*Exercise goal*: All of the entries, apart from their pictures, are to be copied verbatim.
Material supplied Start Marker
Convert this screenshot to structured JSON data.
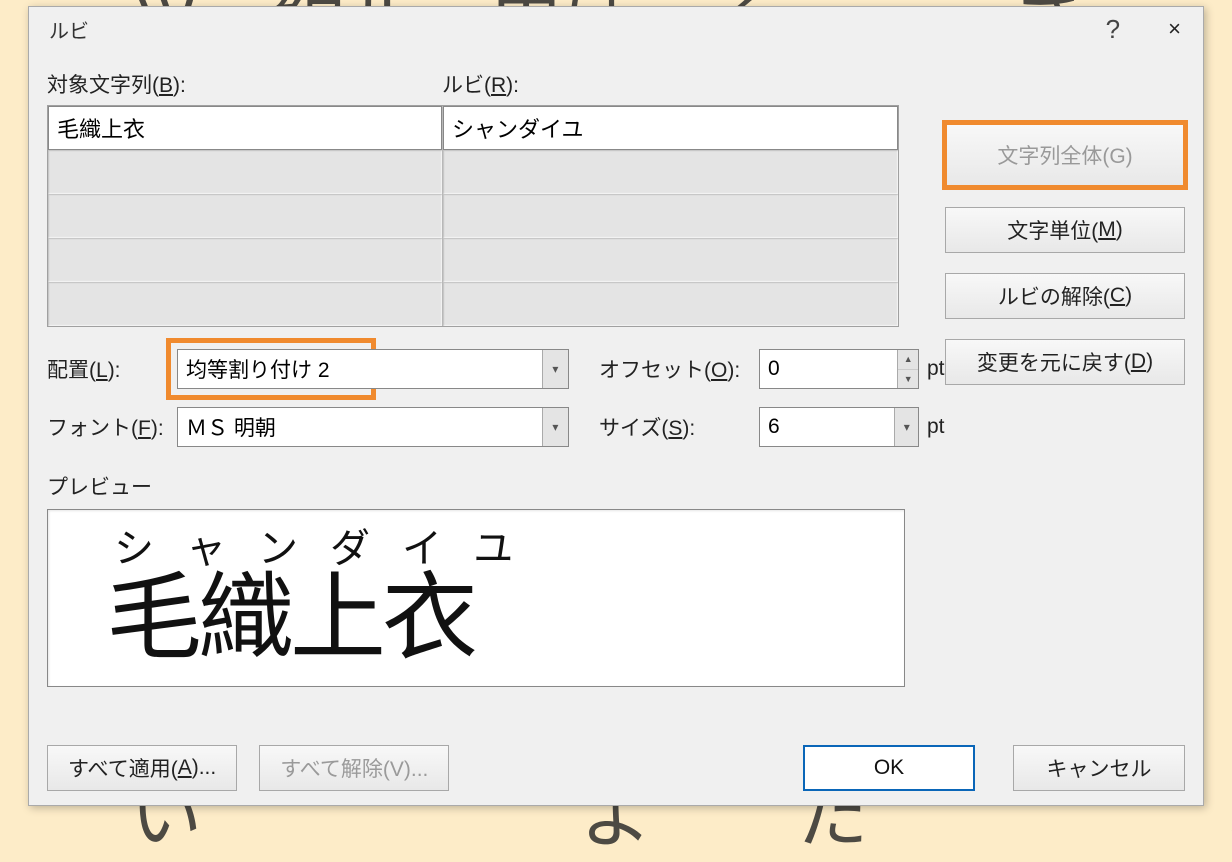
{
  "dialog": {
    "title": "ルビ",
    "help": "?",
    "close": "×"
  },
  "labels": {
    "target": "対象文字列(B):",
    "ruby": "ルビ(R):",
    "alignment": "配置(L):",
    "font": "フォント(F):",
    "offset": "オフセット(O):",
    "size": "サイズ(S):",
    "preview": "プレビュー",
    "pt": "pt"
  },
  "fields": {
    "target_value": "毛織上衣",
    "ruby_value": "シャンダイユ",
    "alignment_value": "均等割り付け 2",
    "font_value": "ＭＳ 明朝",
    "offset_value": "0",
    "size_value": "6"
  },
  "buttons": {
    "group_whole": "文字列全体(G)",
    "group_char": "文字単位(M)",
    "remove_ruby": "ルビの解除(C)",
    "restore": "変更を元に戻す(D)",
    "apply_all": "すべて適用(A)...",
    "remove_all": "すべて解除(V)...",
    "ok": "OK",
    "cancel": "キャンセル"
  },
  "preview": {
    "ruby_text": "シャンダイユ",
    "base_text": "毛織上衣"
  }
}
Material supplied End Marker
*Answer to this exercise*:
Convert this screenshot to structured JSON data.
{
  "dialog": {
    "title": "ルビ",
    "help": "?",
    "close": "×"
  },
  "labels": {
    "target": "対象文字列(B):",
    "ruby": "ルビ(R):",
    "alignment": "配置(L):",
    "font": "フォント(F):",
    "offset": "オフセット(O):",
    "size": "サイズ(S):",
    "preview": "プレビュー",
    "pt": "pt"
  },
  "fields": {
    "target_value": "毛織上衣",
    "ruby_value": "シャンダイユ",
    "alignment_value": "均等割り付け 2",
    "font_value": "ＭＳ 明朝",
    "offset_value": "0",
    "size_value": "6"
  },
  "buttons": {
    "group_whole": "文字列全体(G)",
    "group_char": "文字単位(M)",
    "remove_ruby": "ルビの解除(C)",
    "restore": "変更を元に戻す(D)",
    "apply_all": "すべて適用(A)...",
    "remove_all": "すべて解除(V)...",
    "ok": "OK",
    "cancel": "キャンセル"
  },
  "preview": {
    "ruby_text": "シャンダイユ",
    "base_text": "毛織上衣"
  }
}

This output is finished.